Unlike the Vega engine (a hand grenade waiting to go off), the Porsche 928 V-8 was pretty darn sturdy. The car is problematic for other reasons and not a good car to own. Possibly the only problem I can think of related (indirectly) to the aluminum block was that you need to use a very good, anti-corrosive coolant and change it frquently, otherwise the head to block surfaces corrode, breaking the seal.
#21 of 24 Baby V8..
Oct 21, 1999 (1:11 pm)
The Simca, I think that was how it was spelled, SIMCA had a very small flat head v8. An acquaintance had it back around '63. I know that it was a sedan and that the family didn't have it very long.

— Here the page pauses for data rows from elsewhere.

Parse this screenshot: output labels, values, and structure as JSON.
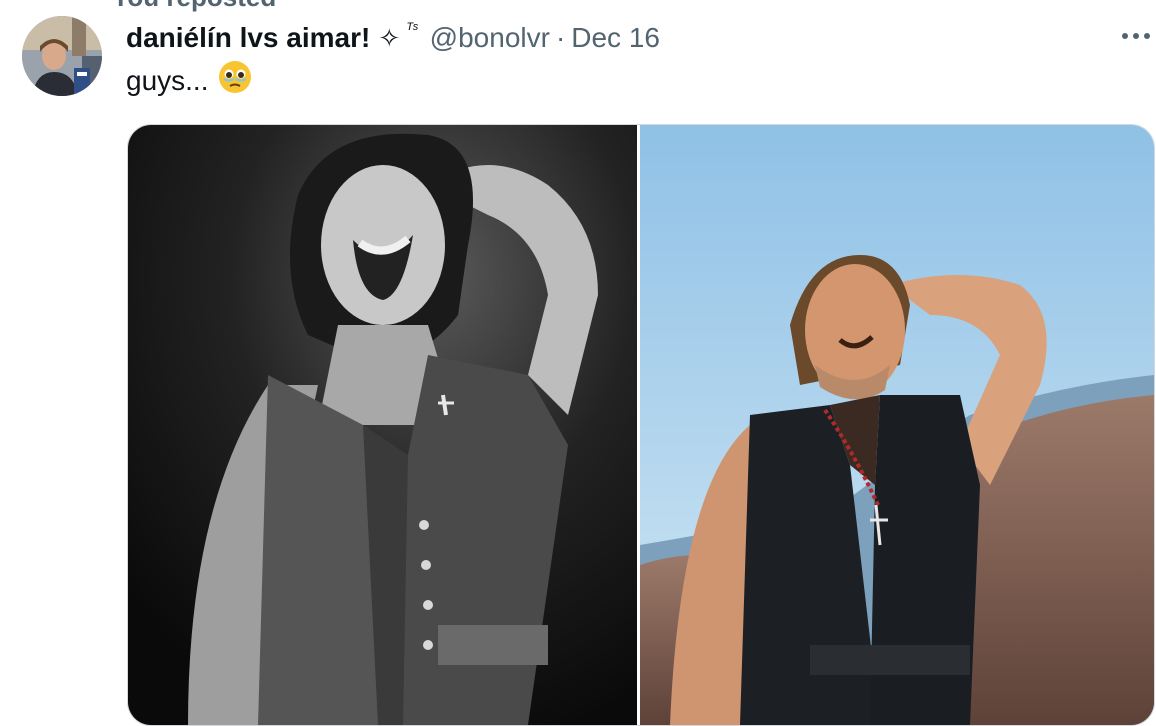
{
  "repost": {
    "label": "You reposted"
  },
  "tweet": {
    "display_name": "daniélín lvs aimar!",
    "name_emoji": "✧",
    "name_superscript": "ᵀˢ",
    "handle": "@bonolvr",
    "separator": "·",
    "date": "Dec 16",
    "text": "guys...",
    "text_emoji": "face-holding-back-tears"
  },
  "media": {
    "photos": [
      {
        "description": "black-and-white-singer-photo"
      },
      {
        "description": "color-singer-photo"
      }
    ]
  },
  "icons": {
    "more": "more-horizontal-icon",
    "repost": "repost-icon"
  },
  "colors": {
    "text": "#0f1419",
    "secondary": "#536471",
    "border": "#cfd9de"
  }
}
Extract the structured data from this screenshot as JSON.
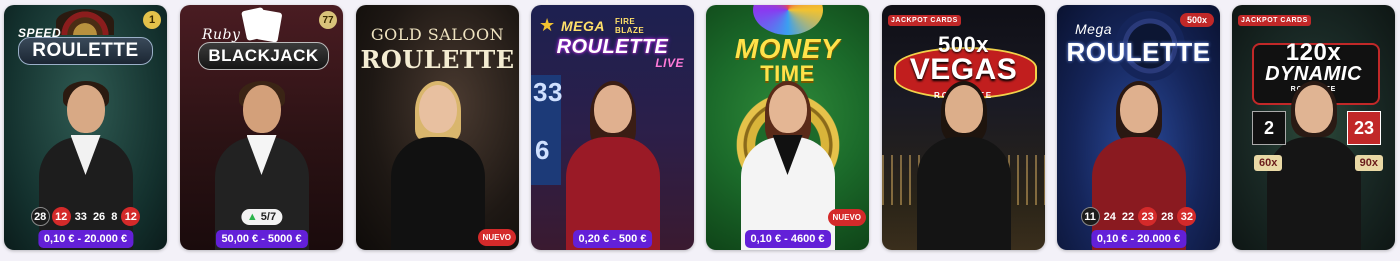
{
  "tiles": [
    {
      "title_top": "SPEED",
      "title_main": "ROULETTE",
      "corner_badge": "1",
      "numbers": [
        {
          "v": "28",
          "c": "black"
        },
        {
          "v": "12",
          "c": "red"
        },
        {
          "v": "33",
          "c": "plain"
        },
        {
          "v": "26",
          "c": "plain"
        },
        {
          "v": "8",
          "c": "plain"
        },
        {
          "v": "12",
          "c": "red"
        }
      ],
      "price": "0,10 € - 20.000 €"
    },
    {
      "title_top": "Ruby",
      "title_main": "BLACKJACK",
      "corner_badge": "77",
      "seats": "5/7",
      "price": "50,00 € - 5000 €"
    },
    {
      "title_top": "GOLD SALOON",
      "title_main": "ROULETTE",
      "badge": "NUEVO"
    },
    {
      "title_top": "MEGA",
      "title_top2": "FIRE BLAZE",
      "title_main": "ROULETTE",
      "title_sub": "LIVE",
      "wall_numbers": [
        "33",
        "6"
      ],
      "price": "0,20 € - 500 €"
    },
    {
      "title_top": "MONEY",
      "title_main": "TIME",
      "badge": "NUEVO",
      "price": "0,10 € - 4600 €"
    },
    {
      "title_top": "JACKPOT CARDS",
      "title_main1": "500x",
      "title_main": "VEGAS",
      "title_sub": "ROULETTE"
    },
    {
      "title_top": "Mega",
      "title_main": "ROULETTE",
      "corner_badge": "500x",
      "numbers": [
        {
          "v": "11",
          "c": "black"
        },
        {
          "v": "24",
          "c": "plain"
        },
        {
          "v": "22",
          "c": "plain"
        },
        {
          "v": "23",
          "c": "red"
        },
        {
          "v": "28",
          "c": "plain"
        },
        {
          "v": "32",
          "c": "red"
        }
      ],
      "price": "0,10 € - 20.000 €"
    },
    {
      "title_top": "JACKPOT CARDS",
      "title_main1": "120x",
      "title_main": "DYNAMIC",
      "title_sub": "ROULETTE",
      "scores": [
        "2",
        "23"
      ],
      "multipliers": [
        "60x",
        "90x"
      ]
    }
  ]
}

Those people also had a menagerie of unique vehicles. The one that comes to mind was a three wheeler (2 in front, 1 in back) called the Messerschmidt (sp). My buddy nicknamed it the "Mess-of-xxit" LOL.
Reckon fezo can drag up a picture of that bird??
Oct 21, 1999 (8:04 pm)
Good memory, Wilcox....that Simca was called the Vedette, and the V-8 was only 143.5 CID (2350cc)...this engine is actually Simca's update of the old Ford flathead with its wheezy 85 hp, so it was no rocket by any means.
#23 of 24 Wheezy is good adjective..
Oct 22, 1999 (12:27 pm)
it looked nice, all tucked under the hood and everything, but seemed to be a weakling. Vedette, what a name! Reckon Chevy borrowed off it?
Oct 22, 1999 (4:59 pm)
Maybe INternational Harvester, because Vedette means "scout" in francais.